by KAREN WILLIAMS
Illustration by Bradley Smith
They're not usually a problem until August. Then it seems like they're everywhere: the ball field, the park, your backyard, anywhere human food is found. The potential for nasty stings can temper anyone's enjoyment of an outing. Allergic individuals face life-threatening reactions that may force them indoors. What is it about yellow jackets (or us) that creates this situation? Perhaps more importantly, what can be done about it without resorting to major doses of poisonous pesticides?
Finding solutions starts with understanding the problem. In the case of yellow jackets, the insects' life history is paramount.
Yellow jackets are social wasps. Colonies begin in spring when a queen wasp emerges from her wintering site under bark or in a rotting log. She feeds on nectar, captures insect prey and, once she has taken in sufficient nutrition and her ovaries begin to enlarge, searches for a nest site. Most yellow jacket nests are located underground, but occasionally nests are situated in trees. Her nest is constructed of a paper that she makes from wood and other plant material and initially contains less than fifty cells, in which eggs are laid. When the first workers emerge, they take over the foraging and nest-building responsibilities of the colony, freeing the queen to lay eggs.
The colony grows throughout the summer. Its growth rate and final size are dependant upon a number of factors, such as weather, predators, and food availability. Of these, food availability has the most influence over whether a colony (or colonies) reaches pest level.
By August, the numbers of foraging workers peak. At this time, when the colony's ability to forage is at its greatest, larger reproductive cells are constructed that will house the next year's queens. As the colony starts to decline, the queens and males mate, and the queens go off to find an overwintering location. The colony dies out with the onset of winter. Only the queens live to begin the cycle anew the following spring.
Various yellow jacket species are found in New Jersey. Some species feed only on live prey and are not usually considered pests unless their colonies are located close to human pathways. The species that feed on the remains of human food are considered pests both because they congregate where humans are found (because of their food) and because the remains of human food allow wasp populations to reach higher levels. These pestiferous wasps forage around trash containers and picnic tables. They have no need to discriminate between a piece of meat in a garbage can and a piece of meat in a sandwich held by a person. They will become aggressive when chased from food, and interpret someone biting a hotdog as being chased.
What to do? The most effective actions are taken at a community level, reducing food available to the wasps, thus reducing populations. For an animal as small as a yellow jacket, a tiny bit of food is worth collecting (and defending). The last bit of a hot dog, the dregs of a soft drink in a can, the last scraps of peach on the pit are all worthwhile to the wasp. When these items collect in trash cans, an unlimited supply of food is created for the wasps. Under ordinary circumstances, an unlimited supply of food would never collect at a stable site and wasp populations would never reach pest levels. Workers would spend more time and energy foraging, leaving less available for the developing larvae, and the colony would consist of fewer individuals.

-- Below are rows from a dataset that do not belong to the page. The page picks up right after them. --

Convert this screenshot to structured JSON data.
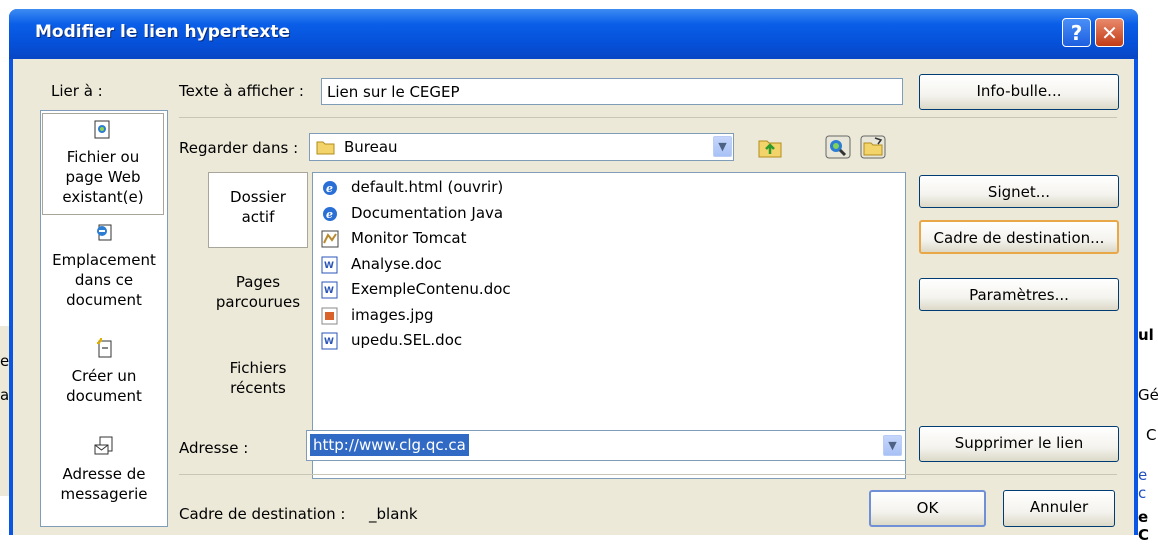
{
  "background": {
    "fragments": [
      "e",
      "a",
      "ul",
      "Gér",
      "C",
      "e c",
      "e C"
    ]
  },
  "dialog": {
    "title": "Modifier le lien hypertexte",
    "help_glyph": "?",
    "close_glyph": "✕"
  },
  "link_to": {
    "label": "Lier à :",
    "items": [
      {
        "line1": "Fichier ou",
        "line2": "page Web",
        "line3": "existant(e)",
        "icon": "existing-file-icon",
        "selected": true
      },
      {
        "line1": "Emplacement",
        "line2": "dans ce",
        "line3": "document",
        "icon": "place-in-document-icon",
        "selected": false
      },
      {
        "line1": "Créer un",
        "line2": "document",
        "icon": "new-document-icon",
        "selected": false
      },
      {
        "line1": "Adresse de",
        "line2": "messagerie",
        "icon": "email-address-icon",
        "selected": false
      }
    ]
  },
  "display_text": {
    "label": "Texte à afficher :",
    "value": "Lien sur le CEGEP"
  },
  "buttons": {
    "screentip": "Info-bulle...",
    "bookmark": "Signet...",
    "target_frame": "Cadre de destination...",
    "parameters": "Paramètres...",
    "remove_link": "Supprimer le lien",
    "ok": "OK",
    "cancel": "Annuler"
  },
  "look_in": {
    "label": "Regarder dans :",
    "value": "Bureau",
    "folder_icon": "folder-icon",
    "up_icon": "up-one-folder-icon",
    "browse_web_icon": "browse-web-icon",
    "browse_file_icon": "browse-file-icon"
  },
  "tabs": [
    {
      "line1": "Dossier",
      "line2": "actif",
      "selected": true
    },
    {
      "line1": "Pages",
      "line2": "parcourues",
      "selected": false
    },
    {
      "line1": "Fichiers",
      "line2": "récents",
      "selected": false
    }
  ],
  "files": [
    {
      "name": "default.html (ouvrir)",
      "icon": "ie-html-icon",
      "color": "#2a6fd6"
    },
    {
      "name": "Documentation Java",
      "icon": "ie-shortcut-icon",
      "color": "#2a6fd6"
    },
    {
      "name": "Monitor Tomcat",
      "icon": "tomcat-shortcut-icon",
      "color": "#b8892e"
    },
    {
      "name": "Analyse.doc",
      "icon": "word-doc-icon",
      "color": "#2b56b8"
    },
    {
      "name": "ExempleContenu.doc",
      "icon": "word-doc-icon",
      "color": "#2b56b8"
    },
    {
      "name": "images.jpg",
      "icon": "image-file-icon",
      "color": "#d9622b"
    },
    {
      "name": "upedu.SEL.doc",
      "icon": "word-doc-icon",
      "color": "#2b56b8"
    }
  ],
  "address": {
    "label": "Adresse :",
    "value": "http://www.clg.qc.ca"
  },
  "frame": {
    "label": "Cadre de destination :",
    "value": "_blank"
  },
  "colors": {
    "title_bar": "#0a5ee8",
    "dialog_face": "#ece9d8",
    "selection": "#316ac5"
  }
}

New Jersey state parks instituted a "carry in...carry out" trash system some years ago. Whatever the reasons behind this system, one of the major effects has been a serious reduction of yellow jacket populations (no summer-long food pantries). Encouraging communities to collect garbage frequently and to provide lidded trash receptacles at parks-actions that restrict wasps' access to food-are steps people can take to make public areas less hospitable to yellow jackets.
One always needs to look out for personal safety. During peak yellow jacket months-August, September, and October-care should be taken whenever eating or drinking outdoors. Unless drinking diet soda or water, which have no nutritional value for the yellow jackets, beverages should be checked for the presence of wasps before each sip. Lids on drinks and the use of straws can keep wasps away entirely. Food should be checked for wasps too. Brushing the insects away gently is the most aggressive action that should be taken. Vigorous swatting will enrage the wasps, prompting an attack. It is important to remember that these situations will be less common if general measures have been taken to reduce the availability of food to the wasps.
If you find an underground colony on your property, weigh the danger. Is it close to areas you walk or mow? Do the wasps travel across human pathways? Is anyone in your family allergic? Conversely: Do the wasps pose a sting hazard, or are they able to go about their business undisturbed? If you decide the wasps are dangerous, call an exterminator. Doing it yourself greatly increases the hazard. However, if live and let live is an option, please consider it.
Like most of society's "problems" with nature, annoying yellow jacket populations can be linked to human activities. Solving the "problem" in an environmentally responsible manner requires an understanding of the organisms' life history and finding a place to break the cycle. Understanding what is necessary in the case of yellow jackets is not difficult.